Harvard was plagued by inconsistency throughout the game—the home side was dominant at times and struggled at others.
“We played very well in spurts, but I don’t think we had that for the entire game,” Killorn said.
Both Killorn and Donato pointed out that there were likely some rust and nerves, as expected in the first game of a season. Princeton was playing in its third game on the year.
“No matter how long you practice, it’s different than an actual game,” Killorn said.
Donato was quick to give the Tigers credit for their physical play.
“They made it tough in front of the net,” Donato said.
Considering three of Princeton’s four goals came on the power play, the Crimson’s penalty kill will be an area of heavy focus early in the season.
“We could definitely do a much better job blocking shots [on the penalty kill]” captain defenseman Ryan Grimshaw said. “But I think a lot of kids are ready to get their bodies in front of pucks.”
Despite a tough loss, Harvard will take a few positives away from the game.

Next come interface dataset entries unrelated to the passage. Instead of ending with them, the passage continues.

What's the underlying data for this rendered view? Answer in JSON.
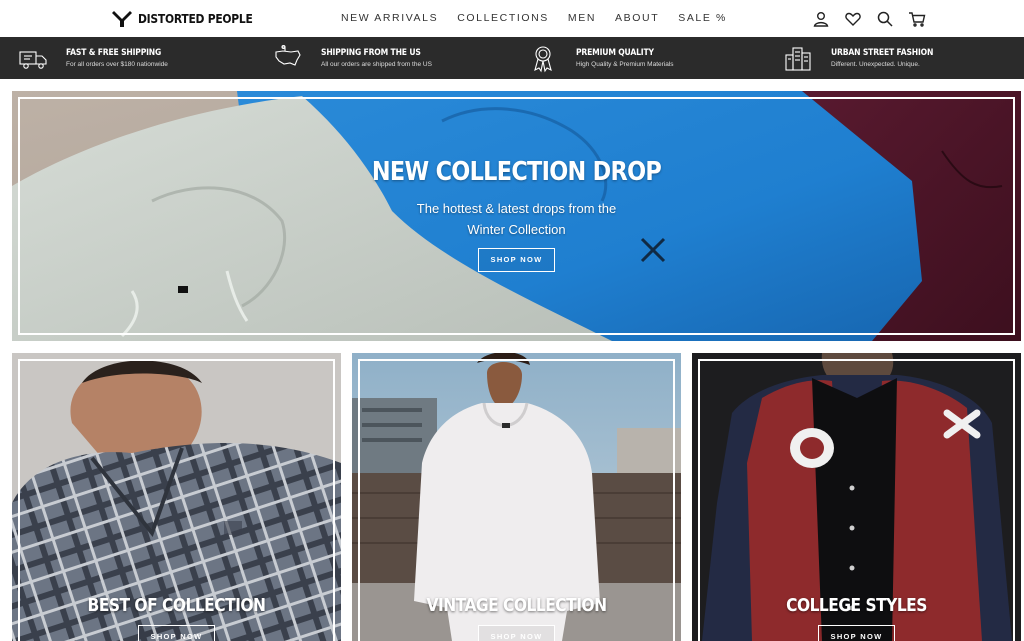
{
  "header": {
    "logo_text": "DISTORTED PEOPLE",
    "nav": [
      "NEW ARRIVALS",
      "COLLECTIONS",
      "MEN",
      "ABOUT",
      "SALE %"
    ],
    "icons": [
      "user-icon",
      "heart-icon",
      "search-icon",
      "cart-icon"
    ]
  },
  "benefits": [
    {
      "icon": "delivery-truck-icon",
      "title": "FAST & FREE SHIPPING",
      "subtitle": "For all orders over $180 nationwide"
    },
    {
      "icon": "usa-map-icon",
      "title": "SHIPPING FROM THE US",
      "subtitle": "All our orders are shipped from the US"
    },
    {
      "icon": "award-ribbon-icon",
      "title": "PREMIUM QUALITY",
      "subtitle": "High Quality & Premium Materials"
    },
    {
      "icon": "city-buildings-icon",
      "title": "URBAN STREET FASHION",
      "subtitle": "Different. Unexpected. Unique."
    }
  ],
  "hero": {
    "title": "NEW COLLECTION DROP",
    "subtitle_line1": "The hottest & latest drops from the",
    "subtitle_line2": "Winter Collection",
    "button": "SHOP NOW"
  },
  "tiles": [
    {
      "title": "BEST OF COLLECTION",
      "button": "SHOP NOW"
    },
    {
      "title": "VINTAGE COLLECTION",
      "button": "SHOP NOW"
    },
    {
      "title": "COLLEGE STYLES",
      "button": "SHOP NOW"
    }
  ],
  "colors": {
    "benefits_bar": "#2b2b2b",
    "text_dark": "#111111",
    "hoodie_blue": "#1f7fd0",
    "hoodie_grey": "#c9cfc9",
    "jacket_red": "#8e2a2c"
  }
}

While the penalty kill struggled, the Crimson’s power play was strong.
Of the four power plays it drew, Harvard converted on one and scored just as another expired.
Michalek made 34 saves in net, including two impressive stops on Tiger breakaways in the third period to keep Harvard within striking distance.
Princeton did score four goals, but two came on rebounded loose pucks in front of the net.
Donato also complimented the play of freshman defenseman Patrick McNally in solidifying the Crimson defense.
The game marked the first collegiate experience for the Crimson’s highly touted freshmen class.
Along with McNally and Michalek, forwards Colin Blackwell, Tommy O’Regan and Petr Placek, and defenseman Max Everson all saw their first game action for Harvard.
While the Crimson players hope to avoid playing from behind in future games, there was a silver lining to be found in the close loss.
“It does speak a lot to the character we have of this team,” Grimshaw said. “We battled back.”